Madam Speaker, I am delighted to take part in today's debate on Motion No. 243, sponsored by my friend and hardworking colleague, the member for Guelph-Wellington, which calls on the government to develop a plan of action to counter the underground economy in Canada.
Participation in the underground economy and tax evasion represent significant loss of revenues to both federal and provincial governments. A precise estimate of the underground economy is not possible.
However, the most commonly accepted estimates of the size of the underground economy place it in a range of 10 per cent to 20 per cent of the GDP. That implies an economy of illegally hidden activities that is larger than the entire economy of Alberta and places the size of Canada's underground economy in a range of $75 billion to more than $150 billion.

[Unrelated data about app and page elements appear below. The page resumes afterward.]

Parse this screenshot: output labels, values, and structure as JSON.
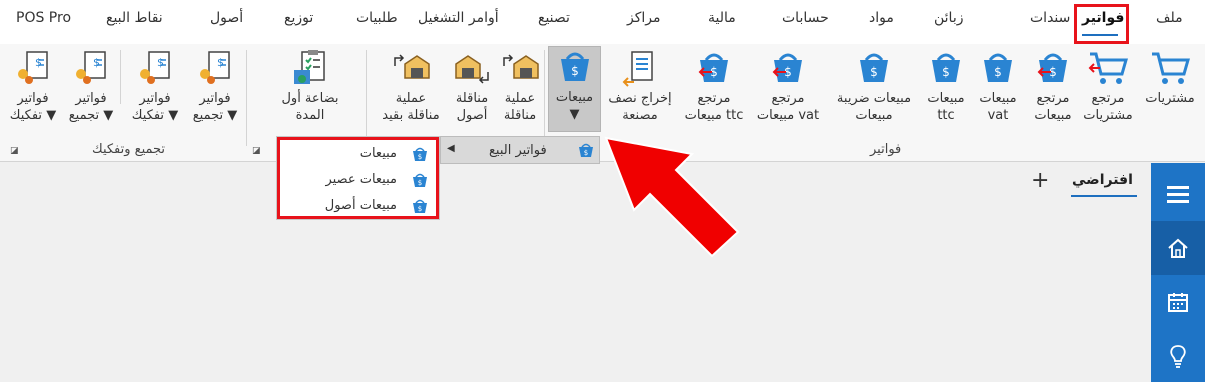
{
  "tabs": [
    {
      "id": "file",
      "label": "ملف"
    },
    {
      "id": "invoices",
      "label": "فواتير",
      "active": true
    },
    {
      "id": "vouchers",
      "label": "سندات"
    },
    {
      "id": "customers",
      "label": "زبائن"
    },
    {
      "id": "materials",
      "label": "مواد"
    },
    {
      "id": "accounts",
      "label": "حسابات"
    },
    {
      "id": "finance",
      "label": "مالية"
    },
    {
      "id": "centers",
      "label": "مراكز"
    },
    {
      "id": "manufacturing",
      "label": "تصنيع"
    },
    {
      "id": "work-orders",
      "label": "أوامر التشغيل"
    },
    {
      "id": "requests",
      "label": "طلبيات"
    },
    {
      "id": "distribution",
      "label": "توزيع"
    },
    {
      "id": "assets",
      "label": "أصول"
    },
    {
      "id": "pos",
      "label": "نقاط البيع"
    },
    {
      "id": "pos-pro",
      "label": "POS Pro"
    }
  ],
  "ribbon": {
    "invoices_group": {
      "label": "فواتير",
      "buttons": [
        {
          "line1": "مشتريات",
          "line2": ""
        },
        {
          "line1": "مرتجع",
          "line2": "مشتريات"
        },
        {
          "line1": "مرتجع",
          "line2": "مبيعات"
        },
        {
          "line1": "مبيعات",
          "line2": "vat"
        },
        {
          "line1": "مبيعات",
          "line2": "ttc"
        },
        {
          "line1": "مبيعات ضريبة",
          "line2": "مبيعات"
        },
        {
          "line1": "مرتجع",
          "line2": "مبيعات vat"
        },
        {
          "line1": "مرتجع",
          "line2": "مبيعات ttc"
        },
        {
          "line1": "إخراج نصف",
          "line2": "مصنعة"
        },
        {
          "line1": "مبيعات",
          "line2": "▼"
        }
      ]
    },
    "assets_group": {
      "buttons": [
        {
          "line1": "عملية",
          "line2": "مناقلة"
        },
        {
          "line1": "مناقلة",
          "line2": "أصول"
        },
        {
          "line1": "عملية",
          "line2": "مناقلة بقيد"
        }
      ]
    },
    "opening_group": {
      "buttons": [
        {
          "line1": "بضاعة أول",
          "line2": "المدة"
        }
      ]
    },
    "assembly_group": {
      "label": "تجميع وتفكيك",
      "buttons": [
        {
          "line1": "فواتير",
          "line2": "تجميع ▼"
        },
        {
          "line1": "فواتير",
          "line2": "تفكيك ▼"
        },
        {
          "line1": "فواتير",
          "line2": "تجميع ▼"
        },
        {
          "line1": "فواتير",
          "line2": "تفكيك ▼"
        }
      ]
    }
  },
  "submenu": {
    "label": "فواتير البيع",
    "items": [
      "مبيعات",
      "مبيعات عصير",
      "مبيعات أصول"
    ]
  },
  "workspace": {
    "tab_label": "افتراضي",
    "add_label": "+"
  },
  "colors": {
    "accent": "#1e74c6",
    "highlight": "#e8131b",
    "icon_blue": "#2a84d2"
  }
}
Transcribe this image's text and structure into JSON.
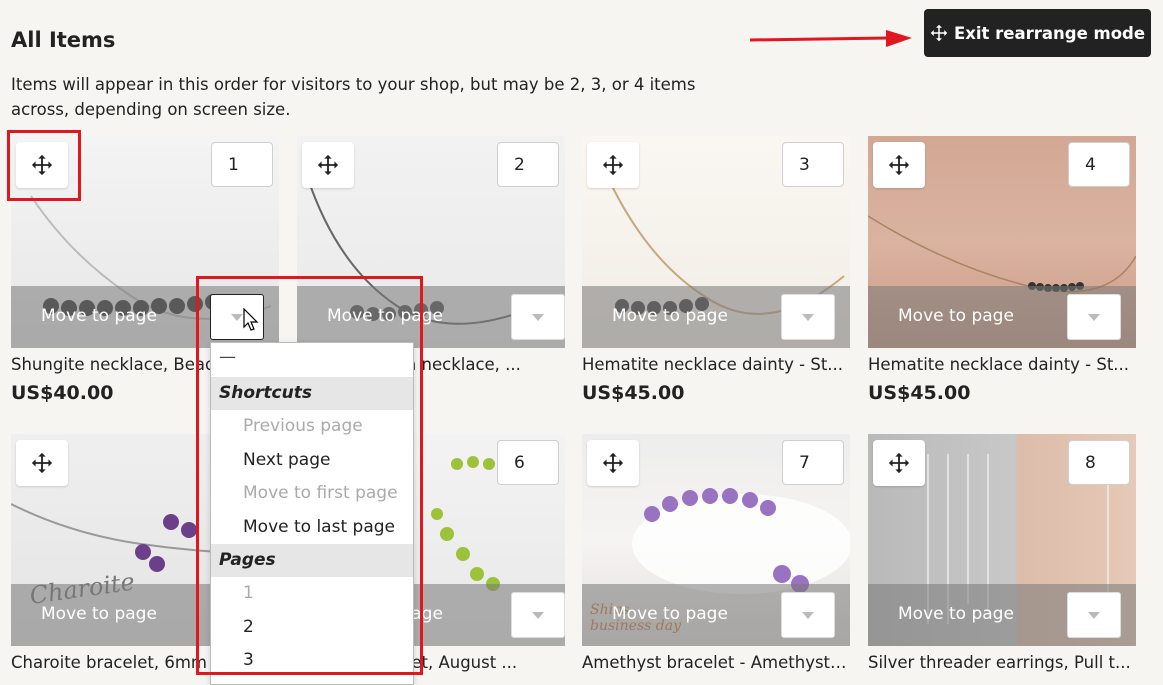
{
  "page": {
    "title": "All Items",
    "description": "Items will appear in this order for visitors to your shop, but may be 2, 3, or 4 items across, depending on screen size.",
    "exit_button_label": "Exit rearrange mode",
    "move_to_page_label": "Move to page"
  },
  "items": [
    {
      "position": "1",
      "title": "Shungite necklace, Bead",
      "price": "US$40.00"
    },
    {
      "position": "2",
      "title": "Black obsidian necklace, ...",
      "price": ""
    },
    {
      "position": "3",
      "title": "Hematite necklace dainty - St...",
      "price": "US$45.00"
    },
    {
      "position": "4",
      "title": "Hematite necklace dainty - St...",
      "price": "US$45.00"
    },
    {
      "position": "5",
      "title": "Charoite bracelet, 6mm",
      "price": ""
    },
    {
      "position": "6",
      "title": "Peridot bracelet, August ...",
      "price": ""
    },
    {
      "position": "7",
      "title": "Amethyst bracelet - Amethyst ...",
      "price": ""
    },
    {
      "position": "8",
      "title": "Silver threader earrings, Pull t...",
      "price": ""
    }
  ],
  "dropdown": {
    "placeholder": "—",
    "shortcuts_heading": "Shortcuts",
    "shortcuts": [
      {
        "label": "Previous page",
        "enabled": false
      },
      {
        "label": "Next page",
        "enabled": true
      },
      {
        "label": "Move to first page",
        "enabled": false
      },
      {
        "label": "Move to last page",
        "enabled": true
      }
    ],
    "pages_heading": "Pages",
    "pages": [
      {
        "label": "1",
        "enabled": false
      },
      {
        "label": "2",
        "enabled": true
      },
      {
        "label": "3",
        "enabled": true
      }
    ]
  },
  "image_overlays": {
    "charoite_label": "Charoite",
    "ships_label": "Ships\nbusiness day"
  },
  "colors": {
    "background": "#f6f5f2",
    "button_dark": "#222222",
    "highlight": "#e0171c"
  }
}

Since taxes of all types represent nearly half of Canada's reported economy, this could represent a loss of anywhere from $35 billion to $75 billion every year. It also poses a serious threat to Canada's tax system which is based on self-assessment and voluntary compliance. This is not a victimless crime.
According to Revenue Canada, some of the causes of underground activity are recession, high tax levels, perception that government squanders tax dollars, perception of unfairness, high regulatory burdens, particularly for small business, perception that there is a low risk of being cause, perceived high cost of compliance and declining real incomes.
While too many Canadians will continue to view any of the above as legitimate reasons to continue operating in the underground economy, the fact remains we all need to be reminded of the implications of the underground economy to the country and to the Canadian way of live.
Huge revenue losses have many long reaching effects on the systems and programs that we take for granted. For example, essential programs and services are at risk. An unfair burden is placed on honest Canadians. Unfair competition occurs. Unfair access to tax credits and other social programs takes place and we are left with a legacy of higher deficit and a larger debt.
In November 1993 Revenue Canada concluded that the problem of the underground economy was so severe that its approach to solving the problem at hand must be different from the methods that have been historically employed.
In launching its underground economy initiative, the department chose to concentrate on the following three strategies: encouragement through education efforts of the underground economy to rejoin the legitimate economy, promoting voluntary compliance, and taking responsible enforcement action.
Under this strategy the department has been conducting a risk assessment to target its enforcement activities on identified areas of non-compliance and on files that are identified as high risk.
The department has also entered into co-operation agreements with all the provinces to exchange information, share audit strategies and co-ordinate audit and enforcement activities.
As part of its efforts to rehabilitate sectors that it has targeted as prone to non-compliance, Revenue Canada has consulted with more than 240 industry and professional groups to seek input from those concerned about underground economic activity.
While no single action is likely to markedly reduce the size of the underground economy in Canada, a series of actions to accompany Revenue Canada's initiative might prove to be more helpful.
For example, I believe we must attempt to link taxes more closely with the actual benefits enjoyed by taxpayers, who are more likely to comply when they can readily identify the direct benefit to them of the tax.
There is also much evidence that compliance, particularly for the small business sector, needs to be kept as simple as possible. This is a major issue for the GST and is related in part to a narrower base for the tax, a base which excludes some items and includes others.
This issue is even more important in provinces which have maintained a PST base that differs from that of the GST. The April 23, 1996 harmonization memorandum of understanding between the federal government and New Brunswick, Nova Scotia and Newfoundland suggests that we can make real progress in this area, but there still is work ahead before we can ever claim to have a truly harmonized tax system in Canada from coast to coast.
There is fairly good evidence that the underground economy in Canada has grown considerably in absolute size and relative to total economic activity. With this in mind, there is also a very good argument to devote more resources to the task of obtaining a better understanding of the underground economy's role in this country and the factors contributing to its growth.
I believe it is crucial that we not expend all our energies in merely attacking the symptoms of this very serious problem. To ensure success we must use creativity in addressing its underlying causes.